| EXERCISE DETAILS |
Give, as a bare number, the count of lines below that contain "Taskbar".

| SOURCE DATA |
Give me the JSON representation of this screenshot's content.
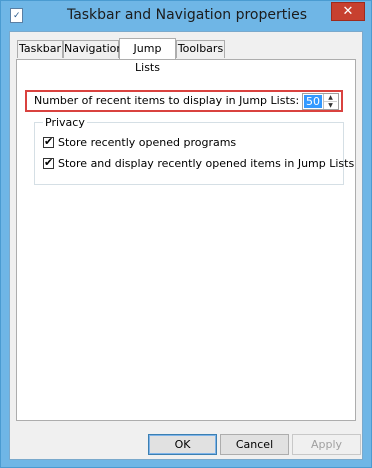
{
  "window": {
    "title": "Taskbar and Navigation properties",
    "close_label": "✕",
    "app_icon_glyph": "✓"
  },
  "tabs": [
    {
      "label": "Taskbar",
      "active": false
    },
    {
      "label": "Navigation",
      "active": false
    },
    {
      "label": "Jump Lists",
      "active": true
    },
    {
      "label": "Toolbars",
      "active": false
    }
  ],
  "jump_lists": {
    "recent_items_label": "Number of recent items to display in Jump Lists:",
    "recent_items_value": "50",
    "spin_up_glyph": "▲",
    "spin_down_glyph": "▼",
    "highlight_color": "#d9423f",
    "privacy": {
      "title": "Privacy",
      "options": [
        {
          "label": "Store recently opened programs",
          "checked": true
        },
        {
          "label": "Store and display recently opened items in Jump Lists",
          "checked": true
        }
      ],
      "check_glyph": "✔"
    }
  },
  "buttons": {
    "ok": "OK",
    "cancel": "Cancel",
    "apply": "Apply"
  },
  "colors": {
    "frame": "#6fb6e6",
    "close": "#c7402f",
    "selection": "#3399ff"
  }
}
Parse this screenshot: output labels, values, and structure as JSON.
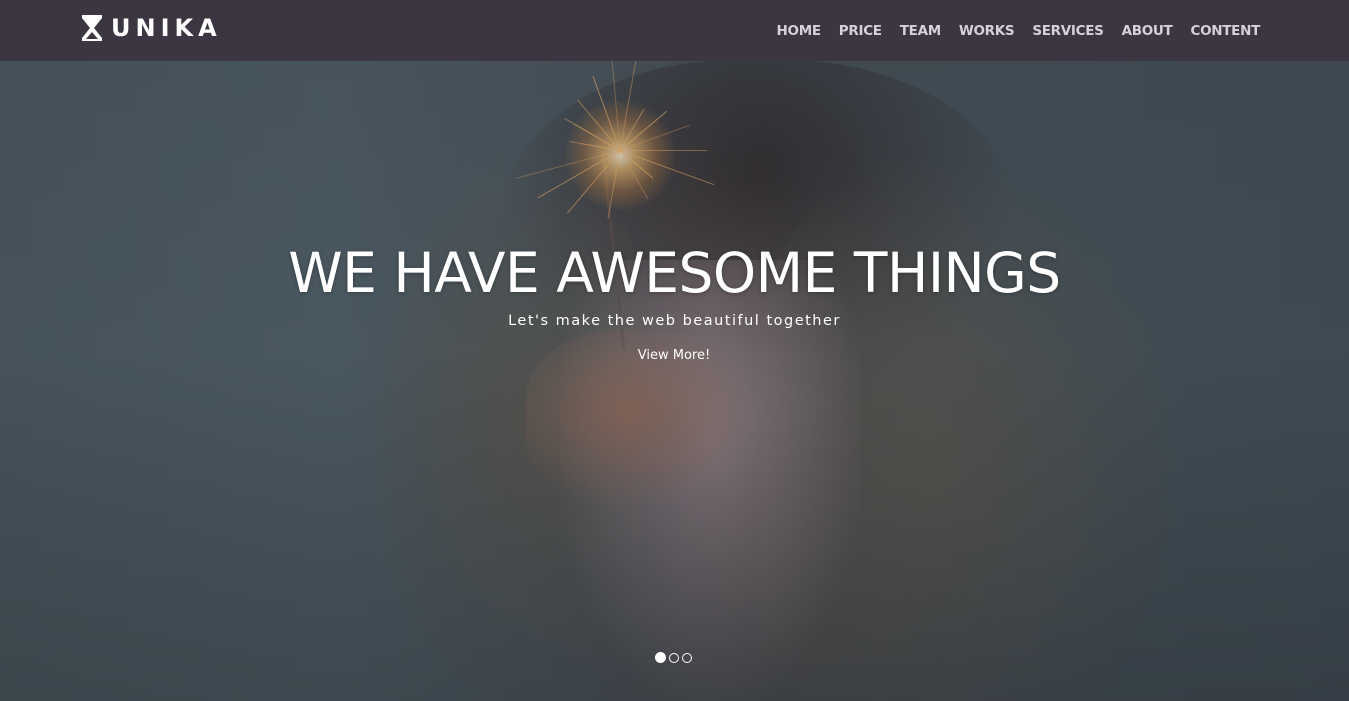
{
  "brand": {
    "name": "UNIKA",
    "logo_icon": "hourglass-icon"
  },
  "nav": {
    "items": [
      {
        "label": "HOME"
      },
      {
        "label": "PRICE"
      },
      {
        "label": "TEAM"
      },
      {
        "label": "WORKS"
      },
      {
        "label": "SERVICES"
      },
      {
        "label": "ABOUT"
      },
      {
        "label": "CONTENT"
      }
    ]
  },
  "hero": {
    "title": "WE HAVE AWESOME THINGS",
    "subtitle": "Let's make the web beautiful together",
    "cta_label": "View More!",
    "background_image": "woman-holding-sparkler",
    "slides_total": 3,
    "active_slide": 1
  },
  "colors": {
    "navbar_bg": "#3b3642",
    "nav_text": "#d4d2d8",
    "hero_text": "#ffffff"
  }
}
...
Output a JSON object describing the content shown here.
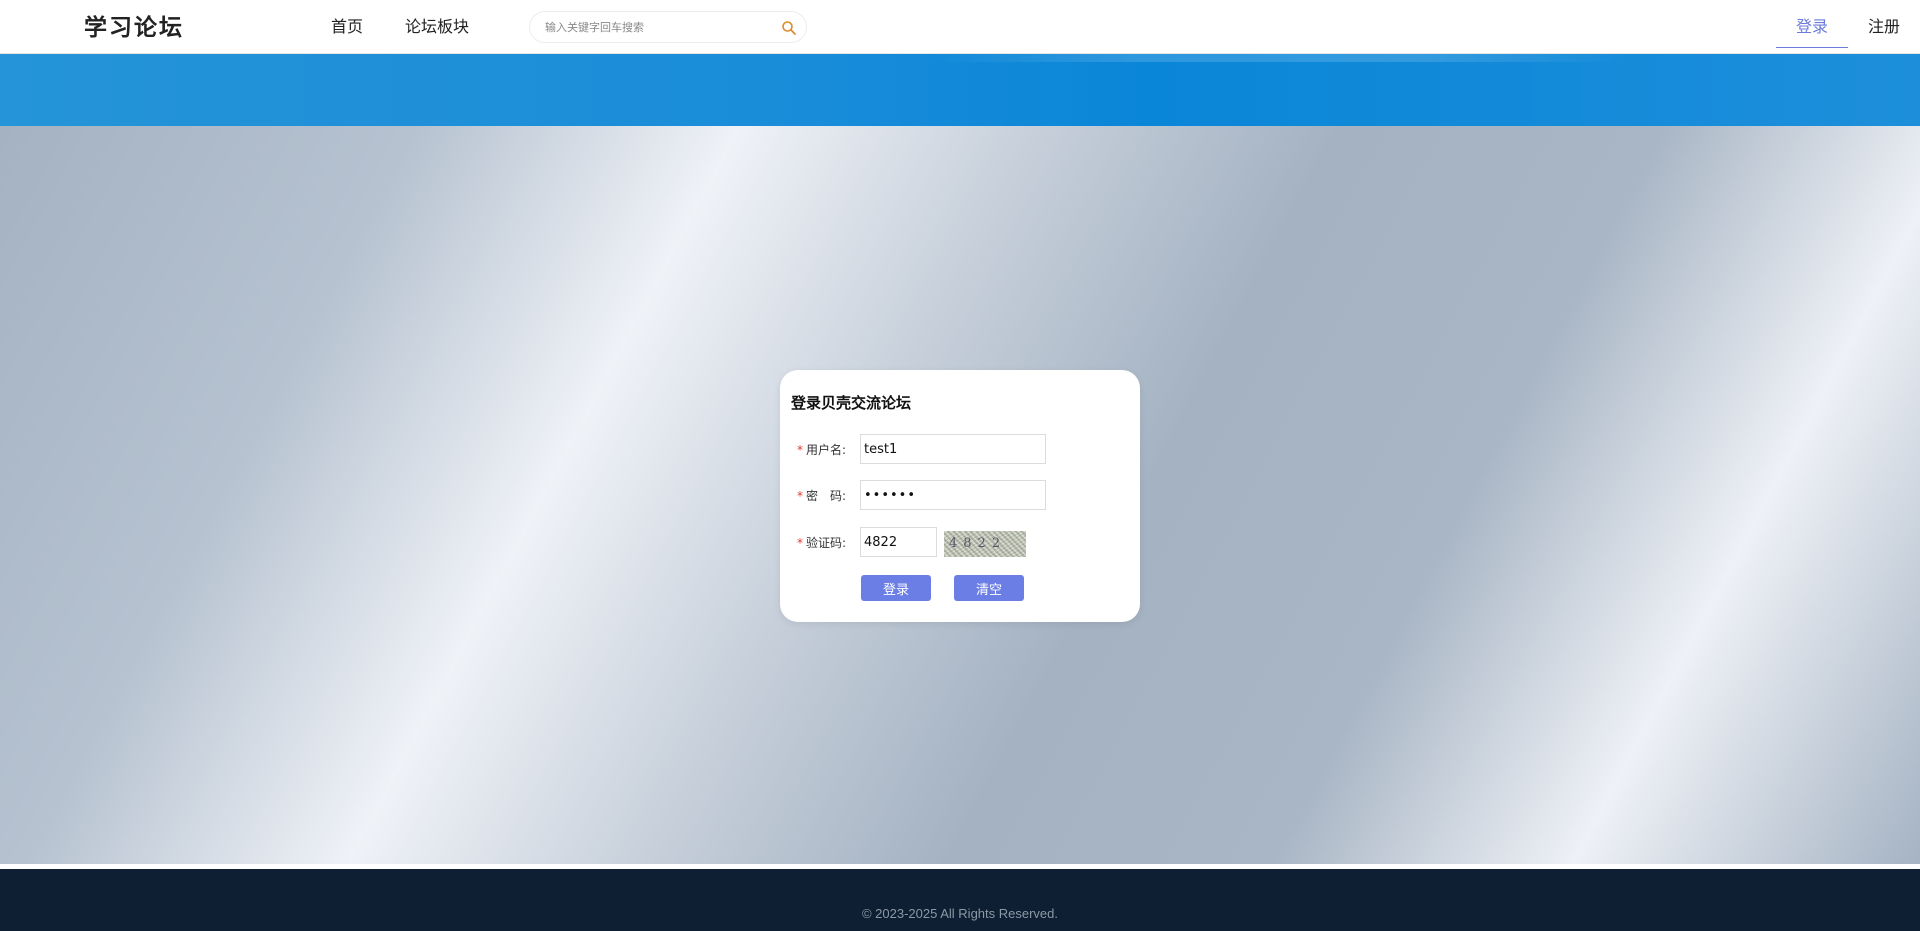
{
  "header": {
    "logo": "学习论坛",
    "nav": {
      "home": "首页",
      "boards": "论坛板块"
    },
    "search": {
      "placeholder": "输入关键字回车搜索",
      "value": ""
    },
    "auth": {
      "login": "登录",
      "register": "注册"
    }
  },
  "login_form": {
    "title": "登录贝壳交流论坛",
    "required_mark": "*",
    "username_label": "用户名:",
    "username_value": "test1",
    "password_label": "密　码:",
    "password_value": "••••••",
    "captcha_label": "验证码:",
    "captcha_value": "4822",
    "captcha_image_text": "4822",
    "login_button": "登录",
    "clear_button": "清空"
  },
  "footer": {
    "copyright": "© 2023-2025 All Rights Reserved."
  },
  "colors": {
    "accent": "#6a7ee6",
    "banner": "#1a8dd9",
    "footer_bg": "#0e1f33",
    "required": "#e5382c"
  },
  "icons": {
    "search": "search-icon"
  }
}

| RESPONSE FOR THIS EXERCISE |
2